I served under seven different presidents - Nixon/Ford, Carter, Reagan, H. W. Bush, Clinton and W. Bush. My job was as an economist at a U.S. Department of Labor policy research office. I am familiar with presidential transitions. They are a hallmark of our democratic republic. Civil servants at my level became experts in the programs that we were assigned to work on. In my case these included federal/state unemployment insurance benefits, employment service programs, Job Corps, Trade Adjustment Assistance, Social Security and Welfare programs. During a presidential transition our job was to brief the incoming new political appointees who would now take over managing the policies and programs at the U.S. Department of Labor. We would prepare briefing papers on ongoing and completed evaluations and research studies that shed light on how well or not well the programs were meeting their objectives. This was crucial information for the new political appointees as they would be charged with implementing the new President's policy agenda. Good faith and honest straightforward discussion between those of us in the civil service and the new political appointees was crucial to the success or lack thereof to the new administration. And it was especially important when the transition involved a transfer in the Presidency from one of the political parties to the other, because that was when abrupt policy changes were most likely to take place.

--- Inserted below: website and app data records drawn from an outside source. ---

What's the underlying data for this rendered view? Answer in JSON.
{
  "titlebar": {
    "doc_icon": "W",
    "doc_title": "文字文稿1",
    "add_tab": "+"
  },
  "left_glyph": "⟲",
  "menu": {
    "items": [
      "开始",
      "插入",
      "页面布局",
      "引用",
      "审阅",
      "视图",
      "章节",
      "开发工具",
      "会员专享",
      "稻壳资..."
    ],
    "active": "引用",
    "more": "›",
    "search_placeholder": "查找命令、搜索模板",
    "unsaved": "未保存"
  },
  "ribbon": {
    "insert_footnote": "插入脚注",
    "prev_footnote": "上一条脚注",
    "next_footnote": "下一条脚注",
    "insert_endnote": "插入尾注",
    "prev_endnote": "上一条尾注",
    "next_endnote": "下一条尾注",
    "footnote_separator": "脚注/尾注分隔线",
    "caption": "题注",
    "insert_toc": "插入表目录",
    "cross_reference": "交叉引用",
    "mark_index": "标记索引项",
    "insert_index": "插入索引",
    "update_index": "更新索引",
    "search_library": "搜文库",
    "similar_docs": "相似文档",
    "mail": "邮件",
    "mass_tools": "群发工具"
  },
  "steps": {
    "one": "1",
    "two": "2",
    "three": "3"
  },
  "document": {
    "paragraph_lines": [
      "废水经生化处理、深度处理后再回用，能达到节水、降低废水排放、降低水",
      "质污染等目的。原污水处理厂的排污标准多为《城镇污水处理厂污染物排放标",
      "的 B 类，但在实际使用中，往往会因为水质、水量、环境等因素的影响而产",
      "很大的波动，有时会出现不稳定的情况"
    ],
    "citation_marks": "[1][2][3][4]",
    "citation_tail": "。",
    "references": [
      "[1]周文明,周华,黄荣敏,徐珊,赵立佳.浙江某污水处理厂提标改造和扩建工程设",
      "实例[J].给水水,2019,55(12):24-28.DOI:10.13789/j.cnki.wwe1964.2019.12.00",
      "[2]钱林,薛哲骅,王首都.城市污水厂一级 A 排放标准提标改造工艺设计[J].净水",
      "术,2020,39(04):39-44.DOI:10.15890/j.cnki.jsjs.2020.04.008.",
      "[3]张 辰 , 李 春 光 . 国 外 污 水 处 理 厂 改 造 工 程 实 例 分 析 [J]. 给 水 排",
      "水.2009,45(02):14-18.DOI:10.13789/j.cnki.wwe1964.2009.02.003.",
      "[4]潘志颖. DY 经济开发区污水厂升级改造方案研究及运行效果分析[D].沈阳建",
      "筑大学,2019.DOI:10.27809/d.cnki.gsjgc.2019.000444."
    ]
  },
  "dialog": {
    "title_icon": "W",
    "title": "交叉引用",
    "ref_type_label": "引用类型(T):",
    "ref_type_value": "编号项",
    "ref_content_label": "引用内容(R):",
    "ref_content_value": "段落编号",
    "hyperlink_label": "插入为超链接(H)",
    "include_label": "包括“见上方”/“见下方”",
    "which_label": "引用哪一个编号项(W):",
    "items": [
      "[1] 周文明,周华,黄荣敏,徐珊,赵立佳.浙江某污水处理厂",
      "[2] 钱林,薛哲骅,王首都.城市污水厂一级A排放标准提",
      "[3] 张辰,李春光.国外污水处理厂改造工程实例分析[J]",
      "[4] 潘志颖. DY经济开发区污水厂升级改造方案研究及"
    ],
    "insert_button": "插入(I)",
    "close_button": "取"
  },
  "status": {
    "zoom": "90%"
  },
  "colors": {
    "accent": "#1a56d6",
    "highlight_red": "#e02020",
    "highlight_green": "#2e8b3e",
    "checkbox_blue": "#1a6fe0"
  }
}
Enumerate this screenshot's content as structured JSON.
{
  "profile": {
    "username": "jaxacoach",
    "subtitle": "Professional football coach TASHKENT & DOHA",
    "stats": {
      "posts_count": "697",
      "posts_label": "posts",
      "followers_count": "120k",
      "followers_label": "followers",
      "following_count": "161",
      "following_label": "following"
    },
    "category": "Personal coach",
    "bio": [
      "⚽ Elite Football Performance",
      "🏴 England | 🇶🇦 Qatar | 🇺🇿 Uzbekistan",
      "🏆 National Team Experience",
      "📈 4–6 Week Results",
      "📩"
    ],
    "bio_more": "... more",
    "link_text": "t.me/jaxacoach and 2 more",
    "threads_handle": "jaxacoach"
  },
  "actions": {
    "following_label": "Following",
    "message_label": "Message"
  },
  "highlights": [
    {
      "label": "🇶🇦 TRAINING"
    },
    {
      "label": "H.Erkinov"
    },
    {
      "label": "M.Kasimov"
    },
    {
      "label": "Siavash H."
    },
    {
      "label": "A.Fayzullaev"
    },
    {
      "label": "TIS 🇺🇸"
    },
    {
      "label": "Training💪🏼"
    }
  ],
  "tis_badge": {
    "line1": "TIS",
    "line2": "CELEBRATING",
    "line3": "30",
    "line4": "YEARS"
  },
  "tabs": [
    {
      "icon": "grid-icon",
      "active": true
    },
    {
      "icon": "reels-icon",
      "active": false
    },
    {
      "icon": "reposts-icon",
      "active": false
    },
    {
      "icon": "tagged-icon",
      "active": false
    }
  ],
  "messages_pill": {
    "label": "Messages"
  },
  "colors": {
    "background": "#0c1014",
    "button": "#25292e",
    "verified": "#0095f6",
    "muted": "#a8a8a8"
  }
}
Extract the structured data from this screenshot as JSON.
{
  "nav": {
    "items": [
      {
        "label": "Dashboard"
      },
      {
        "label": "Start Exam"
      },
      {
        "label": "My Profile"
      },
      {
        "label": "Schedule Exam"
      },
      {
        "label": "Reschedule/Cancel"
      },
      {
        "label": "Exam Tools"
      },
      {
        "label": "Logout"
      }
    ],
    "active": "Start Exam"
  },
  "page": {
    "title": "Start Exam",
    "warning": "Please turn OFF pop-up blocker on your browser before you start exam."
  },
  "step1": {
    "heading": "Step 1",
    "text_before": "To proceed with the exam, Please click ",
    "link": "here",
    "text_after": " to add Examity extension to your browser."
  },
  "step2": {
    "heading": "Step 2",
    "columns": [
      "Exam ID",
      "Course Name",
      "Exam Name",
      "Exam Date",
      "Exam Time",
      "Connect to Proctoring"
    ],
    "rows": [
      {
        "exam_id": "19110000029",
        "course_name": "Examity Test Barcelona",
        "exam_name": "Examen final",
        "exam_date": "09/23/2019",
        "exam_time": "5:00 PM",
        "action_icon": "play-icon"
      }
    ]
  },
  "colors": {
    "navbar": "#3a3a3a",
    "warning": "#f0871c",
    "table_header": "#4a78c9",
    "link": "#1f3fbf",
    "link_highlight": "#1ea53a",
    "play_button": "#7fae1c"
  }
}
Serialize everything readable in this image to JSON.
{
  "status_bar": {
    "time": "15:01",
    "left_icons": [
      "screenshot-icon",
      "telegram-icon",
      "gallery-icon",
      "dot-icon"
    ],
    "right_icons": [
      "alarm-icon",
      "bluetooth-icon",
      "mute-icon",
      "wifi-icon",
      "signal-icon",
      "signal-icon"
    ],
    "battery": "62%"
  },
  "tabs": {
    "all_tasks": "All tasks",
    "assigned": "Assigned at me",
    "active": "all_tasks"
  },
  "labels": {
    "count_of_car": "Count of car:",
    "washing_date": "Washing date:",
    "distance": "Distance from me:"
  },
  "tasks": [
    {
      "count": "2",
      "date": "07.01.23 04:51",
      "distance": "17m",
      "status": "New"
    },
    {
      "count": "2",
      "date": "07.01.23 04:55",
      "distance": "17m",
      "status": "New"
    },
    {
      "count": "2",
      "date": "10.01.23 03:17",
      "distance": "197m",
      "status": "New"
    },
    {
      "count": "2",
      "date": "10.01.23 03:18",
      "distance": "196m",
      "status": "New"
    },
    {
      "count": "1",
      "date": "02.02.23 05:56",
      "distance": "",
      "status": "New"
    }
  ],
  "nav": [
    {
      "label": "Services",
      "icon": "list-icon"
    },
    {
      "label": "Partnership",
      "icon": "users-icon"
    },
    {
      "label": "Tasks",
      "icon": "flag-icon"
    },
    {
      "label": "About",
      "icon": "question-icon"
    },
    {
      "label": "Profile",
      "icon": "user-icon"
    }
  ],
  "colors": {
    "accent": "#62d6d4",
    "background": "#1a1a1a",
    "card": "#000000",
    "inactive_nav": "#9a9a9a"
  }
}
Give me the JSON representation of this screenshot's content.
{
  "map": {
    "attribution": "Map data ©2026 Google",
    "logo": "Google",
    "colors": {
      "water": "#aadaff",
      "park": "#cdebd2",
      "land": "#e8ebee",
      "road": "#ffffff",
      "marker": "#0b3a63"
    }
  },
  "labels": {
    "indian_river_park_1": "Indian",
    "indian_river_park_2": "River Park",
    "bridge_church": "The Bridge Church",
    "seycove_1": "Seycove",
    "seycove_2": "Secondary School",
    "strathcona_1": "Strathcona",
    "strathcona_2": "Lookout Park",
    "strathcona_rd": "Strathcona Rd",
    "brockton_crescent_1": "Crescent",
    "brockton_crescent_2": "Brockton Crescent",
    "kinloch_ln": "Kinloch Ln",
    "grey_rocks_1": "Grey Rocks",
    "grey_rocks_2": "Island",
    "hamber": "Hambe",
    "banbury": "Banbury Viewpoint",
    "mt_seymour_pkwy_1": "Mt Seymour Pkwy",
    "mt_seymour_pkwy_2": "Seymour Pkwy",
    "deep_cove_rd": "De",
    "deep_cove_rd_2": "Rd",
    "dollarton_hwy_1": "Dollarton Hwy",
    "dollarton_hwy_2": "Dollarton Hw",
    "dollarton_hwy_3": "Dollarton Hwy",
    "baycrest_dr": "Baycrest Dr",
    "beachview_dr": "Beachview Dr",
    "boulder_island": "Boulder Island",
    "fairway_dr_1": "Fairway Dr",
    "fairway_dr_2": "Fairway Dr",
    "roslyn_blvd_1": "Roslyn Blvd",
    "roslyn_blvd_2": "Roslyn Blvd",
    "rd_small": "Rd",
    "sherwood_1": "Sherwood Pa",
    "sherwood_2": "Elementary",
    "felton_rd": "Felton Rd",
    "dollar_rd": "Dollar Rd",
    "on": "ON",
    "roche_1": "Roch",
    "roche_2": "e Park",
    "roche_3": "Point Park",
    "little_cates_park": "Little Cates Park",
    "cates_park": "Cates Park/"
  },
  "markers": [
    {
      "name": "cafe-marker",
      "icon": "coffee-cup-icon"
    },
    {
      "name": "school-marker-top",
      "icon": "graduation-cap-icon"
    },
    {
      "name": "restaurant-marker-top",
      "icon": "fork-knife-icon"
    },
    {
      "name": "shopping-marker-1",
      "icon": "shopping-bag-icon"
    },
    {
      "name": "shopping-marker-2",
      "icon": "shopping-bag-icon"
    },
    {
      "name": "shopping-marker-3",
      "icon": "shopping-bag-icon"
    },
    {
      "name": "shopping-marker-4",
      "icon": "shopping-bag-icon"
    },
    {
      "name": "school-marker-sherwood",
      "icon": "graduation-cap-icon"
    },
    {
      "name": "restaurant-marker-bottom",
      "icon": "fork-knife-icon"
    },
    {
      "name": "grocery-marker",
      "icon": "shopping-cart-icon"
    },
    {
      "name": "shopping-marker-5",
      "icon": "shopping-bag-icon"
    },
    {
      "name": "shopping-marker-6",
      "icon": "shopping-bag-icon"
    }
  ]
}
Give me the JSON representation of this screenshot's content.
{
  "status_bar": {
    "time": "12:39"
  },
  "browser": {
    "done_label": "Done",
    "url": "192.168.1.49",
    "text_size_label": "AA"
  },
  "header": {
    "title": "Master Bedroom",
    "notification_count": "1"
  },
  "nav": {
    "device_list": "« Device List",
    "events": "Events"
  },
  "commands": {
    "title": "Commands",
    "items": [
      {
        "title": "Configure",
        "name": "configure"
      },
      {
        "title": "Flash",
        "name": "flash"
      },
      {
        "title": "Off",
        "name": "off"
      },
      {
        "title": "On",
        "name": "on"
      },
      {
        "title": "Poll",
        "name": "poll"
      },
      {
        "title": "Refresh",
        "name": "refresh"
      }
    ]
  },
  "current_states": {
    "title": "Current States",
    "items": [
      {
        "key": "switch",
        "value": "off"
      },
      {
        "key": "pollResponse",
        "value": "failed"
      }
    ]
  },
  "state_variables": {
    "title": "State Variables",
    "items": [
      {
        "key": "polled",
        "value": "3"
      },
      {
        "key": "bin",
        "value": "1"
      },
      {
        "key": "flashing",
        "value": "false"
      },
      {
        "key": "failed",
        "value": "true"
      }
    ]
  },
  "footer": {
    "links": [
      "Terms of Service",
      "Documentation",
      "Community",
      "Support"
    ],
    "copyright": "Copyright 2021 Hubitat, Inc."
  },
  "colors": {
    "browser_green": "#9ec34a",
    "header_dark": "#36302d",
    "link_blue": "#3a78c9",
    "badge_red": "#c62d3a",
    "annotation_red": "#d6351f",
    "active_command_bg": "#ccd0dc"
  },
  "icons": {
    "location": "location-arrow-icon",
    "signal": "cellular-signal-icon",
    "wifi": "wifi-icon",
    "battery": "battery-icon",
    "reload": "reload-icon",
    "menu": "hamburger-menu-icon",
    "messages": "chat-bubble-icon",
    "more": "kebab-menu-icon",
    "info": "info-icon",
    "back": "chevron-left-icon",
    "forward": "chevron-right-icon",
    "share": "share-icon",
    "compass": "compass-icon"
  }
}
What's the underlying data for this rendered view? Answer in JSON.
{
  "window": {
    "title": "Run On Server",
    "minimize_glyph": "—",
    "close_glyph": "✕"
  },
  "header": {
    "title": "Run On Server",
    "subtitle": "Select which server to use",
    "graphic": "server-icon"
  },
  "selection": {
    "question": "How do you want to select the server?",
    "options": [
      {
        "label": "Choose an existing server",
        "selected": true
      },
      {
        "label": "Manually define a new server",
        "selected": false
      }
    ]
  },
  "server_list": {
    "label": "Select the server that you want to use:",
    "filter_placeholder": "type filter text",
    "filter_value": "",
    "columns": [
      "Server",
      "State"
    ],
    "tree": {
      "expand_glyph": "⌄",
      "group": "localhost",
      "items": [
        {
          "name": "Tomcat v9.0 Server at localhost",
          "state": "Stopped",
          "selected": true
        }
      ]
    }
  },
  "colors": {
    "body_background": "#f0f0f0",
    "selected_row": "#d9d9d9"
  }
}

The tradition that the loser of the presidential election graciously accept defeat at the polls and concede the election and offer whatever help he and his team could offer the incoming administration was crucial to a successful transition. It would help the new administration get a good start in its plan for governing. And when I was part of the process at the U.S. Department of Labor I can report that while there were some bumps in the road, especially in the Carter to Reagan transition at the Labor Department, the transitions that I was a part of went quite smoothly. They were a beacon of the strength of our democratic form of government.
But now Trump in his juvenile refusal to concede a loss in a legitimate election and to infer and announce to the world that the election was fraudulent without a shred of evidence is doing what may be irreparable harm to America's standing as a beacon of democracy and to the management of crucial programs designed to help the American people.
Trump, during his presidency has done some outrageous things, but this refusal to accept an election defeat is probably the most outrageous of them all. But given what we know of the man, it was predictable.